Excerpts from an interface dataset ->
***

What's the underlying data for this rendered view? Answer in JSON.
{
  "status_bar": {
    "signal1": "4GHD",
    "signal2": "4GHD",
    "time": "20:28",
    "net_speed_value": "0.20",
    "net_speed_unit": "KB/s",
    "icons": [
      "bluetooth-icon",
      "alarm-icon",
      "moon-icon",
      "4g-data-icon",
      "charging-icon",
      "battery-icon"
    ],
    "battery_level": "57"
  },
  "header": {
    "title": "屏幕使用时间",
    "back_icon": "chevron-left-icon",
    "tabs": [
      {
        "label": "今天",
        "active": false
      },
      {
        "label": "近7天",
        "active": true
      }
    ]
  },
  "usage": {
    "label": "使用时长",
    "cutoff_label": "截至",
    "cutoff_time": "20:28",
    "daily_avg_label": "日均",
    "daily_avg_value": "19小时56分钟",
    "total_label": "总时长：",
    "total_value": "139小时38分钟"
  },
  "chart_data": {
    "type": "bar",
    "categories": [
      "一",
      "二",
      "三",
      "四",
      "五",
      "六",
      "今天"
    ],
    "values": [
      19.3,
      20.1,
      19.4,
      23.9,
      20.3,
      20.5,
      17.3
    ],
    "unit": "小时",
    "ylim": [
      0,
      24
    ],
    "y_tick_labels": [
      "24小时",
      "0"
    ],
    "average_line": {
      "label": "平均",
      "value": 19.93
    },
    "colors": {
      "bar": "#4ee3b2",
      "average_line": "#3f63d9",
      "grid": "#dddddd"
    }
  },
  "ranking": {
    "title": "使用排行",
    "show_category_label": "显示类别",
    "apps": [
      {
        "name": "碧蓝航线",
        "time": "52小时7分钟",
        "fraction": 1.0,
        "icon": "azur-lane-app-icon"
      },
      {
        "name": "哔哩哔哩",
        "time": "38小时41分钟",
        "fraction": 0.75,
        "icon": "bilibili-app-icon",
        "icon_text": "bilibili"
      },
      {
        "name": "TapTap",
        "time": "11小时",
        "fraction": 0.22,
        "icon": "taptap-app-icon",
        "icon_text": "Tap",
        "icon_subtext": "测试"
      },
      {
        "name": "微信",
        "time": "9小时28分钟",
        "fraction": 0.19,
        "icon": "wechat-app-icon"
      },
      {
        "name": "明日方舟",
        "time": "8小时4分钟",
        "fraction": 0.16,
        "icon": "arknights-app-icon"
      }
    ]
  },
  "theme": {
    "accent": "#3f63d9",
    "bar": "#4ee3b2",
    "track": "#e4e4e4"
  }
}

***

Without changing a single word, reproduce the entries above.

Answer to this problem ->
What's the underlying data for this rendered view? Answer in JSON.
{
  "status_bar": {
    "signal1": "4GHD",
    "signal2": "4GHD",
    "time": "20:28",
    "net_speed_value": "0.20",
    "net_speed_unit": "KB/s",
    "icons": [
      "bluetooth-icon",
      "alarm-icon",
      "moon-icon",
      "4g-data-icon",
      "charging-icon",
      "battery-icon"
    ],
    "battery_level": "57"
  },
  "header": {
    "title": "屏幕使用时间",
    "back_icon": "chevron-left-icon",
    "tabs": [
      {
        "label": "今天",
        "active": false
      },
      {
        "label": "近7天",
        "active": true
      }
    ]
  },
  "usage": {
    "label": "使用时长",
    "cutoff_label": "截至",
    "cutoff_time": "20:28",
    "daily_avg_label": "日均",
    "daily_avg_value": "19小时56分钟",
    "total_label": "总时长：",
    "total_value": "139小时38分钟"
  },
  "chart_data": {
    "type": "bar",
    "categories": [
      "一",
      "二",
      "三",
      "四",
      "五",
      "六",
      "今天"
    ],
    "values": [
      19.3,
      20.1,
      19.4,
      23.9,
      20.3,
      20.5,
      17.3
    ],
    "unit": "小时",
    "ylim": [
      0,
      24
    ],
    "y_tick_labels": [
      "24小时",
      "0"
    ],
    "average_line": {
      "label": "平均",
      "value": 19.93
    },
    "colors": {
      "bar": "#4ee3b2",
      "average_line": "#3f63d9",
      "grid": "#dddddd"
    }
  },
  "ranking": {
    "title": "使用排行",
    "show_category_label": "显示类别",
    "apps": [
      {
        "name": "碧蓝航线",
        "time": "52小时7分钟",
        "fraction": 1.0,
        "icon": "azur-lane-app-icon"
      },
      {
        "name": "哔哩哔哩",
        "time": "38小时41分钟",
        "fraction": 0.75,
        "icon": "bilibili-app-icon",
        "icon_text": "bilibili"
      },
      {
        "name": "TapTap",
        "time": "11小时",
        "fraction": 0.22,
        "icon": "taptap-app-icon",
        "icon_text": "Tap",
        "icon_subtext": "测试"
      },
      {
        "name": "微信",
        "time": "9小时28分钟",
        "fraction": 0.19,
        "icon": "wechat-app-icon"
      },
      {
        "name": "明日方舟",
        "time": "8小时4分钟",
        "fraction": 0.16,
        "icon": "arknights-app-icon"
      }
    ]
  },
  "theme": {
    "accent": "#3f63d9",
    "bar": "#4ee3b2",
    "track": "#e4e4e4"
  }
}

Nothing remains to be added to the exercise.